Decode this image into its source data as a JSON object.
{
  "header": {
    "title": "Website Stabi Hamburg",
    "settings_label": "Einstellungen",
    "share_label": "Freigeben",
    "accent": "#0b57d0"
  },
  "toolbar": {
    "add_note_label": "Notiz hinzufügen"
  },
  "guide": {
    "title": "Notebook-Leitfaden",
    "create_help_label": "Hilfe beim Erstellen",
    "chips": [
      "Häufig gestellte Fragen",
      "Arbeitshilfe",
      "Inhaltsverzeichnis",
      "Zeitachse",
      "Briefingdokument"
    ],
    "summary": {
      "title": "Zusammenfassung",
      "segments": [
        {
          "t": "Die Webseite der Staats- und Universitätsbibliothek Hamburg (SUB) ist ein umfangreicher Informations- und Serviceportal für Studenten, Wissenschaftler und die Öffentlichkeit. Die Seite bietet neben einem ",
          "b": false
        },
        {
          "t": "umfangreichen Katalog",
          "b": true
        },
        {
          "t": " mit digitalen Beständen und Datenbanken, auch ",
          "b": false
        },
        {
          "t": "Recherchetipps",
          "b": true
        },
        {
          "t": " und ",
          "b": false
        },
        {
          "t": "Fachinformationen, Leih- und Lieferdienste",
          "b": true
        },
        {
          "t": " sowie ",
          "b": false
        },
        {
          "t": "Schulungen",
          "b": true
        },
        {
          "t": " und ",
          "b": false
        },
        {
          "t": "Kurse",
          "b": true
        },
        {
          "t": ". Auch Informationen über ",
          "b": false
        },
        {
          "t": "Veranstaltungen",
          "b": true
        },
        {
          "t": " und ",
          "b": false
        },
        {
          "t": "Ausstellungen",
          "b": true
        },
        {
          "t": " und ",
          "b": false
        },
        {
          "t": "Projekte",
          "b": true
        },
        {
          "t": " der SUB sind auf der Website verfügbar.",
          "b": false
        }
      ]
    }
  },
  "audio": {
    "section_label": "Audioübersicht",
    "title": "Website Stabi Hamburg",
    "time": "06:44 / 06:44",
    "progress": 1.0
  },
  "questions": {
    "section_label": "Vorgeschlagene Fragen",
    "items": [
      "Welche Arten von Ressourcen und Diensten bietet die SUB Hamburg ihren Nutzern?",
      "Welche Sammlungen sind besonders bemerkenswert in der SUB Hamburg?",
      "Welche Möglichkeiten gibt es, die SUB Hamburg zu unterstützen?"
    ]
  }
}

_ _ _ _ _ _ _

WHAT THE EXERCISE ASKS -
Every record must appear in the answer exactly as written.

RESPONSE AREA -
Decode this image into its source data as a JSON object.
{
  "header": {
    "title": "Website Stabi Hamburg",
    "settings_label": "Einstellungen",
    "share_label": "Freigeben",
    "accent": "#0b57d0"
  },
  "toolbar": {
    "add_note_label": "Notiz hinzufügen"
  },
  "guide": {
    "title": "Notebook-Leitfaden",
    "create_help_label": "Hilfe beim Erstellen",
    "chips": [
      "Häufig gestellte Fragen",
      "Arbeitshilfe",
      "Inhaltsverzeichnis",
      "Zeitachse",
      "Briefingdokument"
    ],
    "summary": {
      "title": "Zusammenfassung",
      "segments": [
        {
          "t": "Die Webseite der Staats- und Universitätsbibliothek Hamburg (SUB) ist ein umfangreicher Informations- und Serviceportal für Studenten, Wissenschaftler und die Öffentlichkeit. Die Seite bietet neben einem ",
          "b": false
        },
        {
          "t": "umfangreichen Katalog",
          "b": true
        },
        {
          "t": " mit digitalen Beständen und Datenbanken, auch ",
          "b": false
        },
        {
          "t": "Recherchetipps",
          "b": true
        },
        {
          "t": " und ",
          "b": false
        },
        {
          "t": "Fachinformationen, Leih- und Lieferdienste",
          "b": true
        },
        {
          "t": " sowie ",
          "b": false
        },
        {
          "t": "Schulungen",
          "b": true
        },
        {
          "t": " und ",
          "b": false
        },
        {
          "t": "Kurse",
          "b": true
        },
        {
          "t": ". Auch Informationen über ",
          "b": false
        },
        {
          "t": "Veranstaltungen",
          "b": true
        },
        {
          "t": " und ",
          "b": false
        },
        {
          "t": "Ausstellungen",
          "b": true
        },
        {
          "t": " und ",
          "b": false
        },
        {
          "t": "Projekte",
          "b": true
        },
        {
          "t": " der SUB sind auf der Website verfügbar.",
          "b": false
        }
      ]
    }
  },
  "audio": {
    "section_label": "Audioübersicht",
    "title": "Website Stabi Hamburg",
    "time": "06:44 / 06:44",
    "progress": 1.0
  },
  "questions": {
    "section_label": "Vorgeschlagene Fragen",
    "items": [
      "Welche Arten von Ressourcen und Diensten bietet die SUB Hamburg ihren Nutzern?",
      "Welche Sammlungen sind besonders bemerkenswert in der SUB Hamburg?",
      "Welche Möglichkeiten gibt es, die SUB Hamburg zu unterstützen?"
    ]
  }
}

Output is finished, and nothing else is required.